    “Kung merong mga mall na ganyan, ipagbigay alam nyo sa amin, ibigay nyo na kaagad ‘yung detalye. Ako mismo aaksyunan ko ‘yan. (If there are malls doing that, report it to us, give to us the details immediately. I will act on it). If we have to close the malls because of rampant violations we will do that,” he said.

    ‘BLINDLY TAKING ORDERS’

    Vice President Leni Robredo reminded Education Secretary Leonor Briones that it is her duty to side with the students by supporting the Office of the Vice President’s community learning hubs project instead of blindly taking orders from President Duterte.

    Robredo said Briones should remember that as education secretary, she is supposed to look after students and teachers who are her “real bosses and not (the) President.”

    “Totoo na si Presidente ‘yung nag-appoint sa kanya pero sana naman ipagtanggol niya iyong mga bata na nangangailangan ng tulong, ipagtanggol niya iyong mga teachers na nangangailangan ng tulong. Hindi naman dito puwede iyong blind obedience. (It’s true that the President was the one who appointed her but I hope she (Briones) defends the children and the teachers who need help.

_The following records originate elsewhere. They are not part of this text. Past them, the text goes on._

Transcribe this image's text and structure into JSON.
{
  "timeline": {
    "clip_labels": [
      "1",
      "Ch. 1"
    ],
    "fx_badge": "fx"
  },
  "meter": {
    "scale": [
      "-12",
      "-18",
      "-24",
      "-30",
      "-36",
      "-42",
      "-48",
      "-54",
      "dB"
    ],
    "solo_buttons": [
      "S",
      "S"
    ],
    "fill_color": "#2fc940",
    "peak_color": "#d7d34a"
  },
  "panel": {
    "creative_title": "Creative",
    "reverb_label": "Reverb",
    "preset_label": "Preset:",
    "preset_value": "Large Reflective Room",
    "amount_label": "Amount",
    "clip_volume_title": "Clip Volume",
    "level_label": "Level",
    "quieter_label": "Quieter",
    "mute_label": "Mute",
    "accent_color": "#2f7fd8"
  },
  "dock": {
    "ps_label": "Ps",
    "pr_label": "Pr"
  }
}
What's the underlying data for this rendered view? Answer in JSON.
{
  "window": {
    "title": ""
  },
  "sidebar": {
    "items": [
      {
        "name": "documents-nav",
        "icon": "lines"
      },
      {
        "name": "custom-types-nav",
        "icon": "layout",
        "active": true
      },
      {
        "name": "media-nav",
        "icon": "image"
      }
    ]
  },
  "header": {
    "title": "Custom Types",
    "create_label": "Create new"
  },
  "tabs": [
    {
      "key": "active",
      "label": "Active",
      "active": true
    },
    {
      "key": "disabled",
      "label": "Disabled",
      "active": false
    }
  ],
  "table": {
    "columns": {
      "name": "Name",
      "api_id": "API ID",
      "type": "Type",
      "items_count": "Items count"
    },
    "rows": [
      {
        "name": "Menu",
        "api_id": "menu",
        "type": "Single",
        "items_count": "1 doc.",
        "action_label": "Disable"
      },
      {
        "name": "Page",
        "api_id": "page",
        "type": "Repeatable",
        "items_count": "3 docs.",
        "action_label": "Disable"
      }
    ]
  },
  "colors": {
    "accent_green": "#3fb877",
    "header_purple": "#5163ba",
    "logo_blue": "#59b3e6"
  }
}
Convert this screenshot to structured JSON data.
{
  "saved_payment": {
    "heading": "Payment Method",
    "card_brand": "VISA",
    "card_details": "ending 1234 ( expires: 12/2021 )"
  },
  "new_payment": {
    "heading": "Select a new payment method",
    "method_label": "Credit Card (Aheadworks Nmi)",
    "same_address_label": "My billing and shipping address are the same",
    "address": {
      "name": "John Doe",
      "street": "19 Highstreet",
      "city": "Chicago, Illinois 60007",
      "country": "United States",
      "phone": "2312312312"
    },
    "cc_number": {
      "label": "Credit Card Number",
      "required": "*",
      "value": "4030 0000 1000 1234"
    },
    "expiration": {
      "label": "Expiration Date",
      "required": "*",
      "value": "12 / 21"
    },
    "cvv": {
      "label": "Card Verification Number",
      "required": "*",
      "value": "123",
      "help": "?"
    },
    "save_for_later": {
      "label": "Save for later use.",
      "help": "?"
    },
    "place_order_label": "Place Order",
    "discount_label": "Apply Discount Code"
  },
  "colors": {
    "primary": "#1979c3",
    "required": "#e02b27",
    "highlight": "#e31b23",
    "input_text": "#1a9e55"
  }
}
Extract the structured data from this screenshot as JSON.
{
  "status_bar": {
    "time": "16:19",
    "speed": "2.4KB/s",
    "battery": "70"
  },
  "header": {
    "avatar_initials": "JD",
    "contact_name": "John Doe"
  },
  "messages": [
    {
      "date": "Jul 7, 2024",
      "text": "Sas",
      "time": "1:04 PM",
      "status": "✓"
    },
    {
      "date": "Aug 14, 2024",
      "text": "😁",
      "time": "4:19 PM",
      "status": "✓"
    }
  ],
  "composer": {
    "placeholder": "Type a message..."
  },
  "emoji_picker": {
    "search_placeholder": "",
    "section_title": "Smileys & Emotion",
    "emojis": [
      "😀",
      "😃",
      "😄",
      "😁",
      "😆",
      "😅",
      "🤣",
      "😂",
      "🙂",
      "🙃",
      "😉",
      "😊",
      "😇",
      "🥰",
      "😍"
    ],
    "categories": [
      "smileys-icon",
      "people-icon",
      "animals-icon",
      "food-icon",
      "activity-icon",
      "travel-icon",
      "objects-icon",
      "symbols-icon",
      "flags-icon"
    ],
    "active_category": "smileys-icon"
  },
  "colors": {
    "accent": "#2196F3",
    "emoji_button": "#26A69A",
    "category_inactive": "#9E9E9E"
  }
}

Blind obedience won’t work here,” Robredo said on her radio program Biserbisyong Leni aired over RMN.

    Robredo said Briones should not try to please the President, who is against the holding of face-to-face classes, “at the expense of students who need help.”

    The OVP earlier launched a project that aims to help those without internet access or study areas to continue attending distance learning classes amid the COVID-19 pandemic.

    The project, which was set up in select areas in the country, is also meant to help children whose parents are working or do not have the capacity to teach, especially children who are classified as “difficult learners.”

    Briones last week disowned the project, saying that without the President’s approval, it could not allow the return of face-to-face learning, a claim which the OVP has denied, saying there are no face-to-face tutorials being conducted in the learning hubs.

    Robredo’s spokesperson Barry Gutierrez has said the Dep Ed was informed every step of the way before the launch of the learning hubs, with the assurance that safety protocols will be strictly implemented.

    The Vice President, who was the target of the President’s recent meltdown, slammed Malacañang for insisting there will be face-to-face classes in the community learning hubs when there are none.

    “Wala tayong face-to-face classes, kasi wala naman tayong teachers. Wala tayong teachers. Ang mayroon natin, Ka Ely, tutors na kung may batang nahihirapan, puwede siyang pumunta siya sa center para siya matulungan (We have no face-to-face classes because we have no teachers. What we have are tutors who can help slow learners by going to the centers),” Robredo said.

    Robredo said most of those who avail of the free tutorial services in the leaning hubs still do not know how to read despite having reached the fifth grade.

    She said the project should be insulated from politics, pointing out that Briones’ statements might shoo away the OVP’s partners, donors and even teachers and local officials who are backing it.